Return every record below exactly as written, omitting any pictures.

************

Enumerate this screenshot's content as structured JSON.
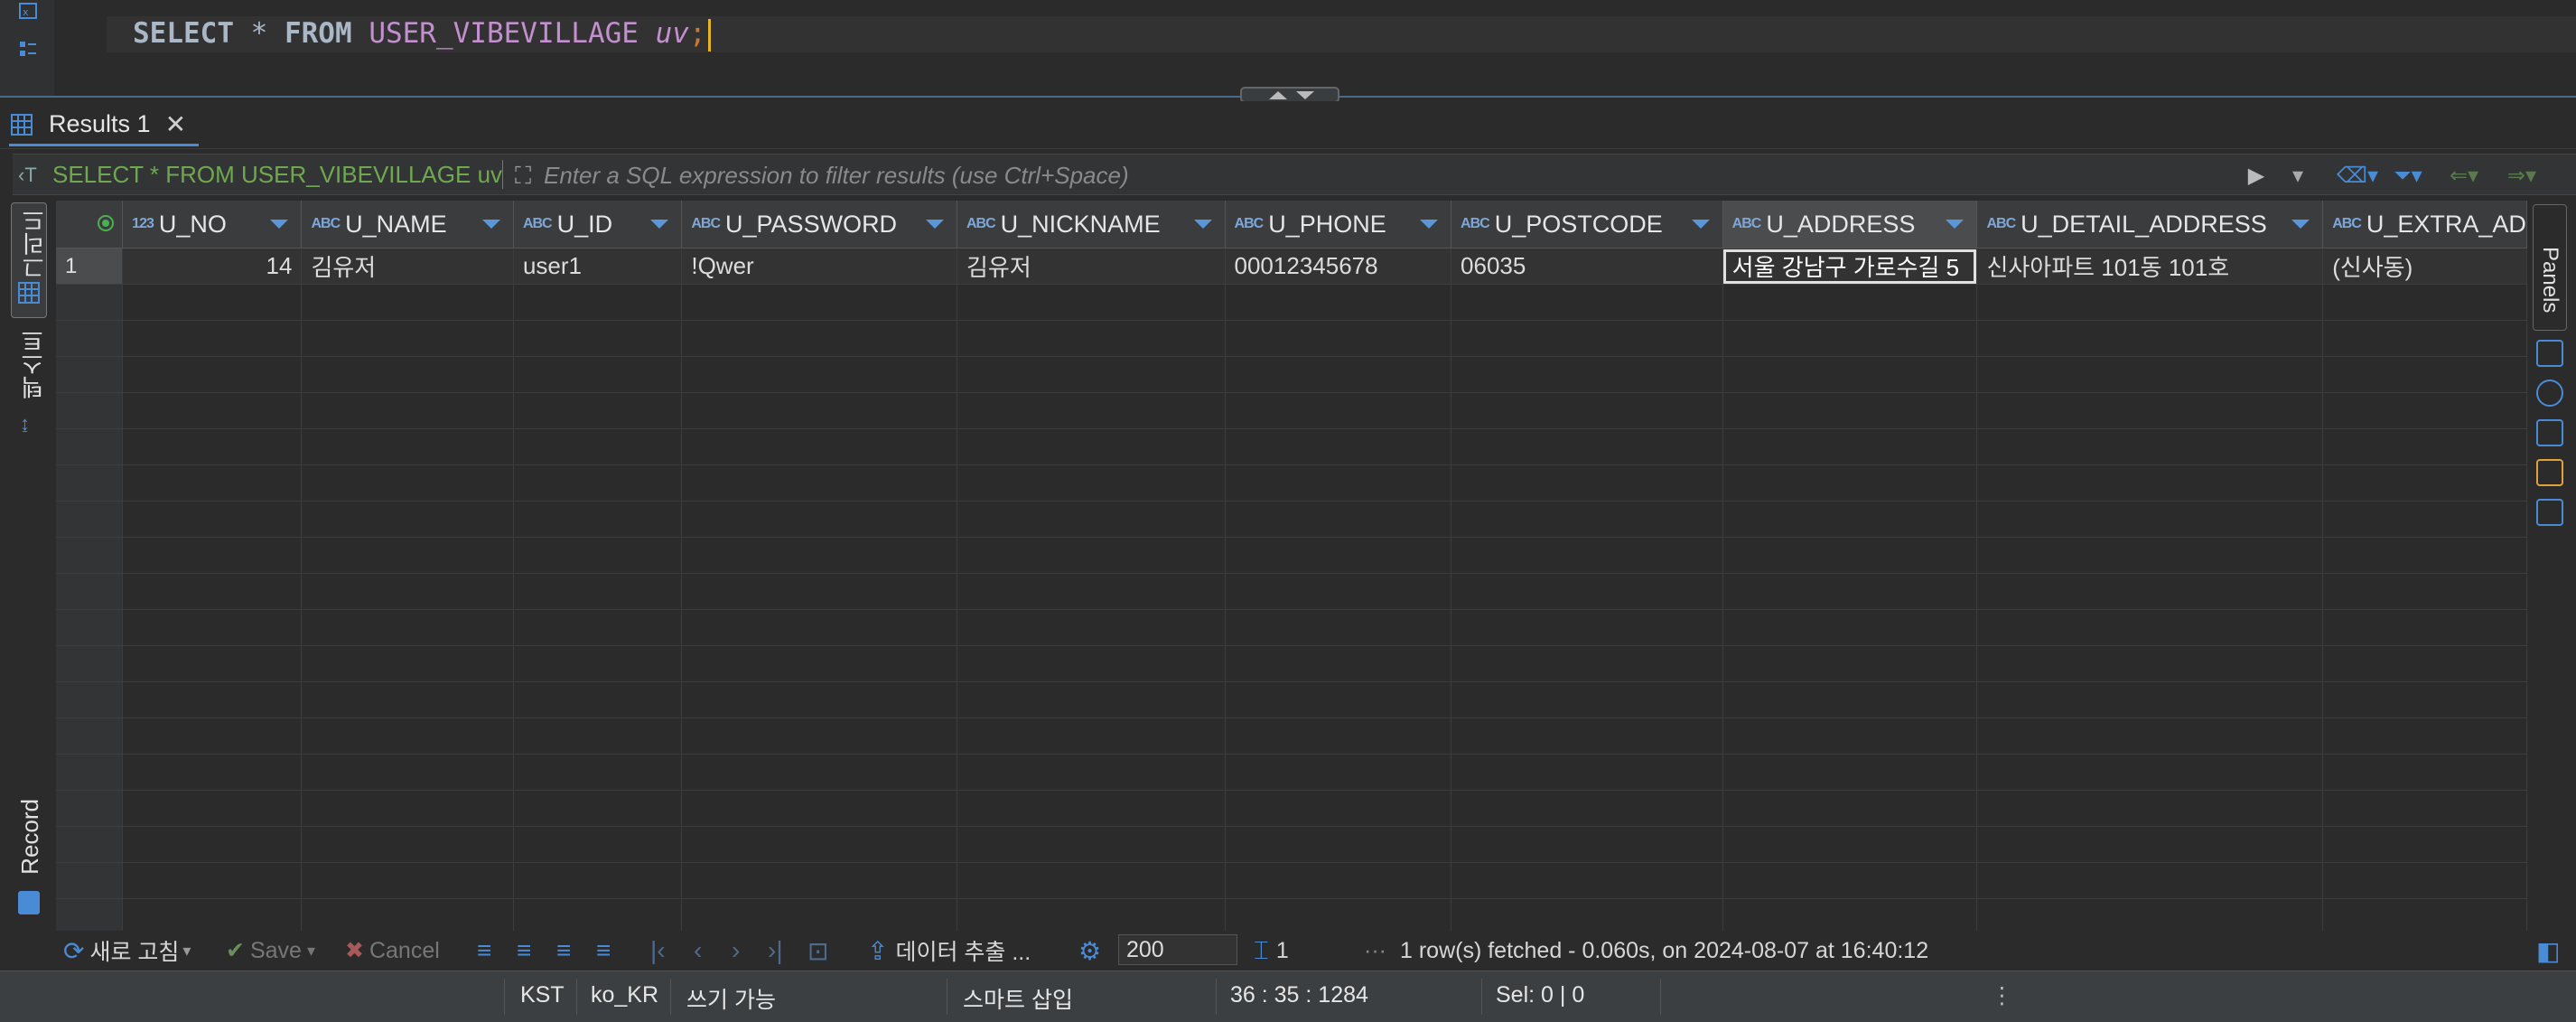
{
  "editor": {
    "sql_select": "SELECT",
    "sql_star": " * ",
    "sql_from": "FROM",
    "sql_table": "USER_VIBEVILLAGE",
    "sql_alias": "uv",
    "sql_semicolon": ";"
  },
  "results_tab": {
    "label": "Results 1",
    "close": "✕"
  },
  "filter": {
    "query": "SELECT * FROM USER_VIBEVILLAGE uv",
    "placeholder": "Enter a SQL expression to filter results (use Ctrl+Space)"
  },
  "side_tabs": {
    "grid": "그리드",
    "text": "텍스트",
    "record": "Record",
    "panels": "Panels"
  },
  "columns": [
    {
      "type": "123",
      "name": "U_NO"
    },
    {
      "type": "ABC",
      "name": "U_NAME"
    },
    {
      "type": "ABC",
      "name": "U_ID"
    },
    {
      "type": "ABC",
      "name": "U_PASSWORD"
    },
    {
      "type": "ABC",
      "name": "U_NICKNAME"
    },
    {
      "type": "ABC",
      "name": "U_PHONE"
    },
    {
      "type": "ABC",
      "name": "U_POSTCODE"
    },
    {
      "type": "ABC",
      "name": "U_ADDRESS"
    },
    {
      "type": "ABC",
      "name": "U_DETAIL_ADDRESS"
    },
    {
      "type": "ABC",
      "name": "U_EXTRA_AD"
    }
  ],
  "rows": [
    {
      "num": "1",
      "cells": [
        "14",
        "김유저",
        "user1",
        "!Qwer",
        "김유저",
        "00012345678",
        "06035",
        "서울 강남구 가로수길 5",
        "신사아파트 101동 101호",
        "(신사동)"
      ]
    }
  ],
  "toolbar": {
    "refresh": "새로 고침",
    "save": "Save",
    "cancel": "Cancel",
    "export": "데이터 추출 ...",
    "fetch_size": "200",
    "row_count": "1",
    "status": "1 row(s) fetched - 0.060s, on 2024-08-07 at 16:40:12"
  },
  "statusbar": {
    "timezone": "KST",
    "locale": "ko_KR",
    "write_mode": "쓰기 가능",
    "insert_mode": "스마트 삽입",
    "cursor": "36 : 35 : 1284",
    "selection": "Sel: 0 | 0"
  },
  "colors": {
    "accent": "#4a8bd6",
    "sql_green": "#6fa84e",
    "keyword": "#a9b7c6",
    "table_name": "#c48fcf"
  }
}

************

Your solution:
Enumerate this screenshot's content as structured JSON.
{
  "editor": {
    "sql_select": "SELECT",
    "sql_star": " * ",
    "sql_from": "FROM",
    "sql_table": "USER_VIBEVILLAGE",
    "sql_alias": "uv",
    "sql_semicolon": ";"
  },
  "results_tab": {
    "label": "Results 1",
    "close": "✕"
  },
  "filter": {
    "query": "SELECT * FROM USER_VIBEVILLAGE uv",
    "placeholder": "Enter a SQL expression to filter results (use Ctrl+Space)"
  },
  "side_tabs": {
    "grid": "그리드",
    "text": "텍스트",
    "record": "Record",
    "panels": "Panels"
  },
  "columns": [
    {
      "type": "123",
      "name": "U_NO"
    },
    {
      "type": "ABC",
      "name": "U_NAME"
    },
    {
      "type": "ABC",
      "name": "U_ID"
    },
    {
      "type": "ABC",
      "name": "U_PASSWORD"
    },
    {
      "type": "ABC",
      "name": "U_NICKNAME"
    },
    {
      "type": "ABC",
      "name": "U_PHONE"
    },
    {
      "type": "ABC",
      "name": "U_POSTCODE"
    },
    {
      "type": "ABC",
      "name": "U_ADDRESS"
    },
    {
      "type": "ABC",
      "name": "U_DETAIL_ADDRESS"
    },
    {
      "type": "ABC",
      "name": "U_EXTRA_AD"
    }
  ],
  "rows": [
    {
      "num": "1",
      "cells": [
        "14",
        "김유저",
        "user1",
        "!Qwer",
        "김유저",
        "00012345678",
        "06035",
        "서울 강남구 가로수길 5",
        "신사아파트 101동 101호",
        "(신사동)"
      ]
    }
  ],
  "toolbar": {
    "refresh": "새로 고침",
    "save": "Save",
    "cancel": "Cancel",
    "export": "데이터 추출 ...",
    "fetch_size": "200",
    "row_count": "1",
    "status": "1 row(s) fetched - 0.060s, on 2024-08-07 at 16:40:12"
  },
  "statusbar": {
    "timezone": "KST",
    "locale": "ko_KR",
    "write_mode": "쓰기 가능",
    "insert_mode": "스마트 삽입",
    "cursor": "36 : 35 : 1284",
    "selection": "Sel: 0 | 0"
  },
  "colors": {
    "accent": "#4a8bd6",
    "sql_green": "#6fa84e",
    "keyword": "#a9b7c6",
    "table_name": "#c48fcf"
  }
}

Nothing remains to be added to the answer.